In Knot Theory, we first learned a little about sets, then she talked about the history of Knot Theory (because someone had asked the other day). It's actually a very new branch of mathematics, less than a century old, but the basic ideas for it go all the way back to Gauss, around 1800. Halfway through this lesson, we all heard a sudden loud hissing noise. When we looked out the window, we saw that a fire hydrant on the sidewalk had broken and was spraying massive amounts of water fifty yards onto the lawn. Soon enough some workers had fixed it, and we got back to lesson. We only had time to learn about equivalence relations before lunch. I also did my quick presentation on truth tables and put up an example. It was only about a five minute presentation, so it was no big deal.
|These are all tricolorable knots.|
After lunch, we went to the computer lab to play with a knotting program called KnotPlot. Honestly, I prefer drawing my knots by hand. Even if it takes longer and requires more thinking, it seems much more intuitive to me. We went back to the classroom for the last hour to learn about link invariants--properties of link diagrams that remain the same for a link no matter how you deform them with Reidemeister moves. A simple one, the only one we had time for today, is tricolorability. If a link is tricolorable, that means that you can make each strand a color using exactly three colors so that at each crossing, either the three strands that meet there are all the same color, or they're all different colors. We tried some examples in class: for example the unknot (a simple loop) is not tricolorable because there's only one strand, so you can only use one color, not three.

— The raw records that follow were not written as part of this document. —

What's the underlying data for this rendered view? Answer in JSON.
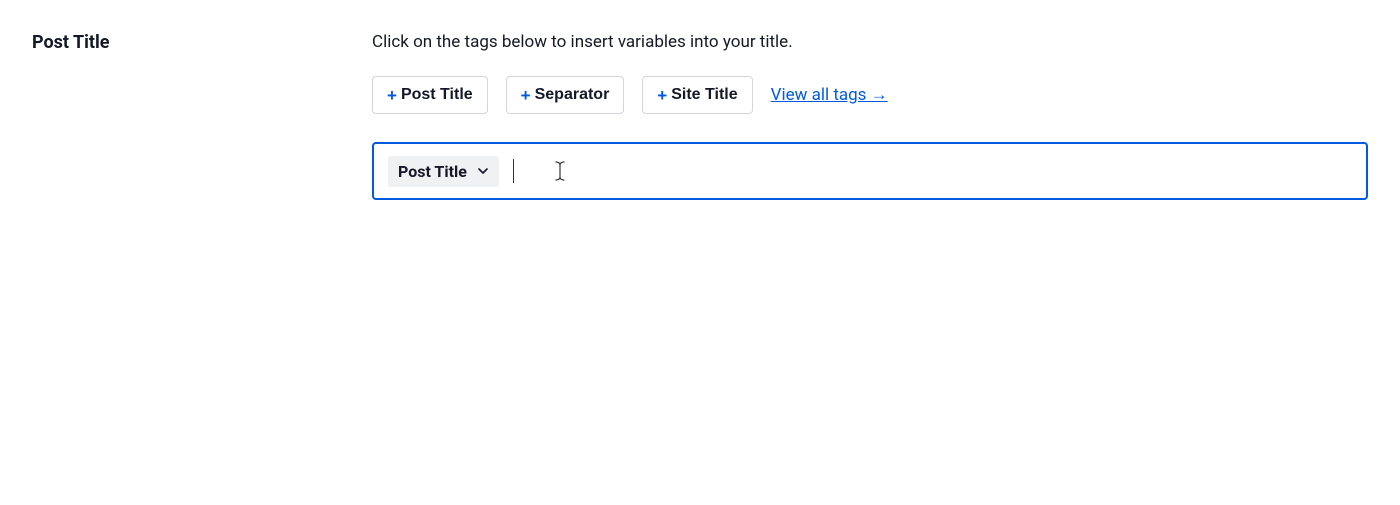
{
  "label": "Post Title",
  "helpText": "Click on the tags below to insert variables into your title.",
  "tagButtons": [
    {
      "label": "Post Title"
    },
    {
      "label": "Separator"
    },
    {
      "label": "Site Title"
    }
  ],
  "viewAllLink": "View all tags →",
  "inputTokens": [
    {
      "label": "Post Title"
    }
  ]
}
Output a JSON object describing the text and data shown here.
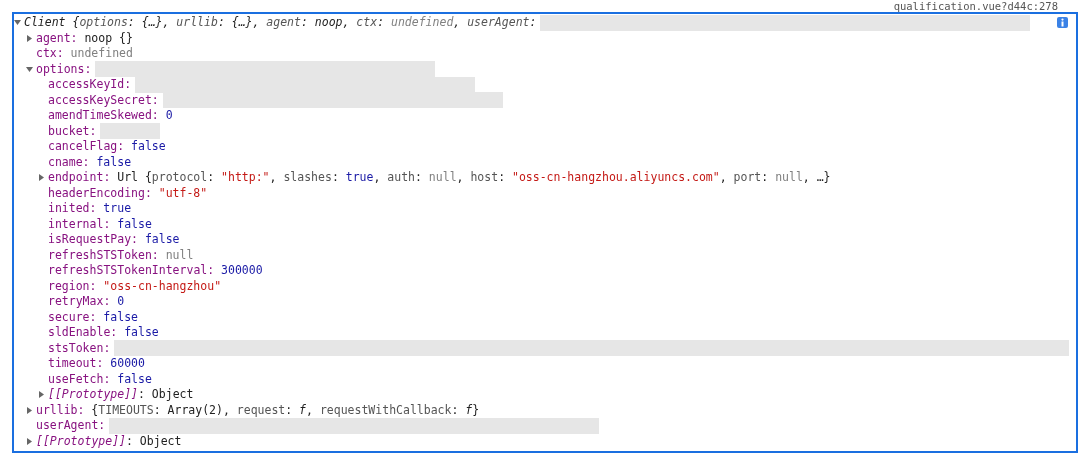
{
  "source_link": "qualification.vue?d44c:278",
  "tree": [
    {
      "kind": "summary",
      "expanded": true,
      "redaction": {
        "kind": "wide"
      },
      "tokens": [
        {
          "t": "Client {",
          "kind": "plain"
        },
        {
          "t": "options",
          "kind": "pkey"
        },
        {
          "t": ": {…}, ",
          "kind": "plain"
        },
        {
          "t": "urllib",
          "kind": "pkey"
        },
        {
          "t": ": {…}, ",
          "kind": "plain"
        },
        {
          "t": "agent",
          "kind": "pkey"
        },
        {
          "t": ": noop, ",
          "kind": "plain"
        },
        {
          "t": "ctx",
          "kind": "pkey"
        },
        {
          "t": ": ",
          "kind": "plain"
        },
        {
          "t": "undefined",
          "kind": "null"
        },
        {
          "t": ", ",
          "kind": "plain"
        },
        {
          "t": "userAgent",
          "kind": "pkey"
        },
        {
          "t": ":",
          "kind": "plain"
        }
      ],
      "children": [
        {
          "kind": "property",
          "key": "agent:",
          "expanded": false,
          "tokens": [
            {
              "t": "noop {}",
              "kind": "plain"
            }
          ]
        },
        {
          "kind": "property",
          "key": "ctx:",
          "tokens": [
            {
              "t": "undefined",
              "kind": "null"
            }
          ]
        },
        {
          "kind": "property",
          "key": "options:",
          "expanded": true,
          "redaction": {
            "kind": "medium"
          },
          "children": [
            {
              "kind": "property",
              "key": "accessKeyId:",
              "redaction": {
                "kind": "medium"
              }
            },
            {
              "kind": "property",
              "key": "accessKeySecret:",
              "redaction": {
                "kind": "medium"
              }
            },
            {
              "kind": "property",
              "key": "amendTimeSkewed:",
              "tokens": [
                {
                  "t": "0",
                  "kind": "number"
                }
              ]
            },
            {
              "kind": "property",
              "key": "bucket:",
              "redaction": {
                "kind": "short"
              }
            },
            {
              "kind": "property",
              "key": "cancelFlag:",
              "tokens": [
                {
                  "t": "false",
                  "kind": "number"
                }
              ]
            },
            {
              "kind": "property",
              "key": "cname:",
              "tokens": [
                {
                  "t": "false",
                  "kind": "number"
                }
              ]
            },
            {
              "kind": "property",
              "key": "endpoint:",
              "expanded": false,
              "tokens": [
                {
                  "t": "Url {",
                  "kind": "plain"
                },
                {
                  "t": "protocol",
                  "kind": "pkey"
                },
                {
                  "t": ": ",
                  "kind": "plain"
                },
                {
                  "t": "\"http:\"",
                  "kind": "string"
                },
                {
                  "t": ", ",
                  "kind": "plain"
                },
                {
                  "t": "slashes",
                  "kind": "pkey"
                },
                {
                  "t": ": ",
                  "kind": "plain"
                },
                {
                  "t": "true",
                  "kind": "number"
                },
                {
                  "t": ", ",
                  "kind": "plain"
                },
                {
                  "t": "auth",
                  "kind": "pkey"
                },
                {
                  "t": ": ",
                  "kind": "plain"
                },
                {
                  "t": "null",
                  "kind": "null"
                },
                {
                  "t": ", ",
                  "kind": "plain"
                },
                {
                  "t": "host",
                  "kind": "pkey"
                },
                {
                  "t": ": ",
                  "kind": "plain"
                },
                {
                  "t": "\"oss-cn-hangzhou.aliyuncs.com\"",
                  "kind": "string"
                },
                {
                  "t": ", ",
                  "kind": "plain"
                },
                {
                  "t": "port",
                  "kind": "pkey"
                },
                {
                  "t": ": ",
                  "kind": "plain"
                },
                {
                  "t": "null",
                  "kind": "null"
                },
                {
                  "t": ", …}",
                  "kind": "plain"
                }
              ]
            },
            {
              "kind": "property",
              "key": "headerEncoding:",
              "tokens": [
                {
                  "t": "\"utf-8\"",
                  "kind": "string"
                }
              ]
            },
            {
              "kind": "property",
              "key": "inited:",
              "tokens": [
                {
                  "t": "true",
                  "kind": "number"
                }
              ]
            },
            {
              "kind": "property",
              "key": "internal:",
              "tokens": [
                {
                  "t": "false",
                  "kind": "number"
                }
              ]
            },
            {
              "kind": "property",
              "key": "isRequestPay:",
              "tokens": [
                {
                  "t": "false",
                  "kind": "number"
                }
              ]
            },
            {
              "kind": "property",
              "key": "refreshSTSToken:",
              "tokens": [
                {
                  "t": "null",
                  "kind": "null"
                }
              ]
            },
            {
              "kind": "property",
              "key": "refreshSTSTokenInterval:",
              "tokens": [
                {
                  "t": "300000",
                  "kind": "number"
                }
              ]
            },
            {
              "kind": "property",
              "key": "region:",
              "tokens": [
                {
                  "t": "\"oss-cn-hangzhou\"",
                  "kind": "string"
                }
              ]
            },
            {
              "kind": "property",
              "key": "retryMax:",
              "tokens": [
                {
                  "t": "0",
                  "kind": "number"
                }
              ]
            },
            {
              "kind": "property",
              "key": "secure:",
              "tokens": [
                {
                  "t": "false",
                  "kind": "number"
                }
              ]
            },
            {
              "kind": "property",
              "key": "sldEnable:",
              "tokens": [
                {
                  "t": "false",
                  "kind": "number"
                }
              ]
            },
            {
              "kind": "property",
              "key": "stsToken:",
              "redaction": {
                "kind": "full"
              }
            },
            {
              "kind": "property",
              "key": "timeout:",
              "tokens": [
                {
                  "t": "60000",
                  "kind": "number"
                }
              ]
            },
            {
              "kind": "property",
              "key": "useFetch:",
              "tokens": [
                {
                  "t": "false",
                  "kind": "number"
                }
              ]
            },
            {
              "kind": "prototype",
              "key": "[[Prototype]]",
              "expanded": false,
              "tokens": [
                {
                  "t": ": Object",
                  "kind": "plain"
                }
              ]
            }
          ]
        },
        {
          "kind": "property",
          "key": "urllib:",
          "expanded": false,
          "tokens": [
            {
              "t": "{",
              "kind": "plain"
            },
            {
              "t": "TIMEOUTS",
              "kind": "pkey"
            },
            {
              "t": ": Array(2), ",
              "kind": "plain"
            },
            {
              "t": "request",
              "kind": "pkey"
            },
            {
              "t": ": ",
              "kind": "plain"
            },
            {
              "t": "f",
              "kind": "func"
            },
            {
              "t": ", ",
              "kind": "plain"
            },
            {
              "t": "requestWithCallback",
              "kind": "pkey"
            },
            {
              "t": ": ",
              "kind": "plain"
            },
            {
              "t": "f",
              "kind": "func"
            },
            {
              "t": "}",
              "kind": "plain"
            }
          ]
        },
        {
          "kind": "property",
          "key": "userAgent:",
          "redaction": {
            "kind": "wide"
          }
        },
        {
          "kind": "prototype",
          "key": "[[Prototype]]",
          "expanded": false,
          "tokens": [
            {
              "t": ": Object",
              "kind": "plain"
            }
          ]
        }
      ]
    }
  ]
}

At the beginning of the TA-led session, we all heard some thunder, then a few seconds later there was a huge, sudden whoosh, and it was pouring rain. I'm used to rain that builds slowly over the course of a day and starts at a trickle for at least an hour, not this. This was a sudden opening of floodgates. During the worst of it, the air was literally white everywhere that was further than about thirty feet, and branches were being blown off trees and into the windows. I was staring out the window in rapture while this was going on, and one of the boys in my class asked, "Have you never seen rain before? Like, why is this impressive?" (Oh, you have no idea.) And then, five minutes later, it stopped just as suddenly as it had started. (So strange...)

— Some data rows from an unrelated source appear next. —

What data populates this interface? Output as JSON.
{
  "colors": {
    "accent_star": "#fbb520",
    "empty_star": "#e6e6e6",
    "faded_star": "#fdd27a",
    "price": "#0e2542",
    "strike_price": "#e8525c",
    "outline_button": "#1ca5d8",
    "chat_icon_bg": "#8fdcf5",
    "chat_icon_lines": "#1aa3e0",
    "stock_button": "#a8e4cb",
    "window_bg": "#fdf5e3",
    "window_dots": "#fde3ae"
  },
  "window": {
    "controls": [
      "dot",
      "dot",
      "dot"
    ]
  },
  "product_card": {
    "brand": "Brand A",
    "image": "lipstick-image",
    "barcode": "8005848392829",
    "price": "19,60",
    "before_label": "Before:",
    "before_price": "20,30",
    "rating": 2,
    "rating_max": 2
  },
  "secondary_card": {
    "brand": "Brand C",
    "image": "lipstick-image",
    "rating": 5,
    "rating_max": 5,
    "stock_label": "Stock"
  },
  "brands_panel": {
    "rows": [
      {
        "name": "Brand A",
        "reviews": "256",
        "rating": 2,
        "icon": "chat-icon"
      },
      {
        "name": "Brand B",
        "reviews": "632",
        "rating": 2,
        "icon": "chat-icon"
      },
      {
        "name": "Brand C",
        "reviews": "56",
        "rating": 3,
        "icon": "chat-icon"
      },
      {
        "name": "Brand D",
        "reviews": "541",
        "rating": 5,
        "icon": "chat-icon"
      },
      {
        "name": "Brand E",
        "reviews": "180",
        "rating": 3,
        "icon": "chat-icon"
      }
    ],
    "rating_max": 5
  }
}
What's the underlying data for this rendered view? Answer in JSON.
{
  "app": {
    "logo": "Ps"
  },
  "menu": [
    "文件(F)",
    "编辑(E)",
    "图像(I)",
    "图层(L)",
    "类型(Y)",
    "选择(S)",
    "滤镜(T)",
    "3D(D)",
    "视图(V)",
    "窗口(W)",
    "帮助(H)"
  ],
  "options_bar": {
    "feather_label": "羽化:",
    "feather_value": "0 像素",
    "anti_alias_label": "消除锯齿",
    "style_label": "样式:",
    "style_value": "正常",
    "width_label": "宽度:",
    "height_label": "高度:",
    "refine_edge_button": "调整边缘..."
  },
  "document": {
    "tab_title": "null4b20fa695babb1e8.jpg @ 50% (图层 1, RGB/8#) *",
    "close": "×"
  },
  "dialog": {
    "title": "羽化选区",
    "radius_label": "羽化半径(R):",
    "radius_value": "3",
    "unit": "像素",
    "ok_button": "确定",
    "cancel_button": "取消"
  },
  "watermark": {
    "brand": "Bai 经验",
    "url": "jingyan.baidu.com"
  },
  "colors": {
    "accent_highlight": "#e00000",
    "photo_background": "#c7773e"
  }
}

In my Arete class today, I learned passing! I could only really do it with the teacher, because the two other people who know how to juggle don't have really regular timing, but it was incredibly fun! It's so much more interesting to juggle when you also have to think about someone else throwing balls at you, and throwing balls back at them with perfect timing. It really leaves much less leeway, which I think makes it more challenging and exciting. (In the area of clubs, I've progressed to practicing two clubs at once, but I really need to work on getting the spin right--my right hand always gives more spin than my left. Also, juggling clubs is really hard on your back muscles, because they're heavy.)

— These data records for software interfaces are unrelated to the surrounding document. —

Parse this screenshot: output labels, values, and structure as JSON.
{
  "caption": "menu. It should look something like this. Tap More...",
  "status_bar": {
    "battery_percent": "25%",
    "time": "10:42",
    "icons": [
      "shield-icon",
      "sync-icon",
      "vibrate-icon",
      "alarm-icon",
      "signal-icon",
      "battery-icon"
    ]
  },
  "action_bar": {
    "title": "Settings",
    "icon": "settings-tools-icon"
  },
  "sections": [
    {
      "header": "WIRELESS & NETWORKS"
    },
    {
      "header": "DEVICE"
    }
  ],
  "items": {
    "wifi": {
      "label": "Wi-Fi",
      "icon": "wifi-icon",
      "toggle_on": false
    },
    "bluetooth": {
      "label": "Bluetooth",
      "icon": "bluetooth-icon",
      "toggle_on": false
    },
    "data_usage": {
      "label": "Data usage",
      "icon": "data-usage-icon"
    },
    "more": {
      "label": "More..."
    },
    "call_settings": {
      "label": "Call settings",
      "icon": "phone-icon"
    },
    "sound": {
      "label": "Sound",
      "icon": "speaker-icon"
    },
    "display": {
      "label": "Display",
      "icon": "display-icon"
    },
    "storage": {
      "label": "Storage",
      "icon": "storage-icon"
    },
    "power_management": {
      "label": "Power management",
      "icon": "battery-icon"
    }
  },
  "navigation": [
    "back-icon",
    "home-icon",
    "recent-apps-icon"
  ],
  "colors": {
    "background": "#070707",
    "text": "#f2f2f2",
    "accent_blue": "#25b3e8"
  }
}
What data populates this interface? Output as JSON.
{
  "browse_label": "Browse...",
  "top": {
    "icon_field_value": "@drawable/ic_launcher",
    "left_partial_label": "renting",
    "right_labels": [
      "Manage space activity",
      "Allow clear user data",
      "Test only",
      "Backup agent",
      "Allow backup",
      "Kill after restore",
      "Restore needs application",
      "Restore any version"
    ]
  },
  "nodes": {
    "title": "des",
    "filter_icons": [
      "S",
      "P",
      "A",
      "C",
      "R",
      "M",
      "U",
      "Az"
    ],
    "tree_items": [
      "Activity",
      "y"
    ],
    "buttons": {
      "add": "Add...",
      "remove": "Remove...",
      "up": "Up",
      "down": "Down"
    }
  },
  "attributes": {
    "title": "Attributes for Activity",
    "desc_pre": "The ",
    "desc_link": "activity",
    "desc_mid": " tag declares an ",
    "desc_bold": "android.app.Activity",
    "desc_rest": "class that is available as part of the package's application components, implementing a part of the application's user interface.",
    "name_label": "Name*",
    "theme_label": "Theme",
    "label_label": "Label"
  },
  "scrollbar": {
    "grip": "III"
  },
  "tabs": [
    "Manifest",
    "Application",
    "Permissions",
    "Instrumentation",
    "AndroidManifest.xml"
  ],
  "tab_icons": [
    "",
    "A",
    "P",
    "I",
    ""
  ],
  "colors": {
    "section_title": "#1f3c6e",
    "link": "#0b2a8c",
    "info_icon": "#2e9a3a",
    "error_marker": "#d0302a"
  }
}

After Arete was forty minutes of free time, so I took the chance to start searching through pine trees. It took me about twenty minutes, and ten or fifteen failed pine trees, before I finally found the right one. There were lots of tall grasses around its base, and I had to dig through them before I caught the glimpse of neon pink that told me I'd found it. The lamp will be re-hidden every morning after it's found, so I'll have another chance to find it again tomorrow. Wish me luck!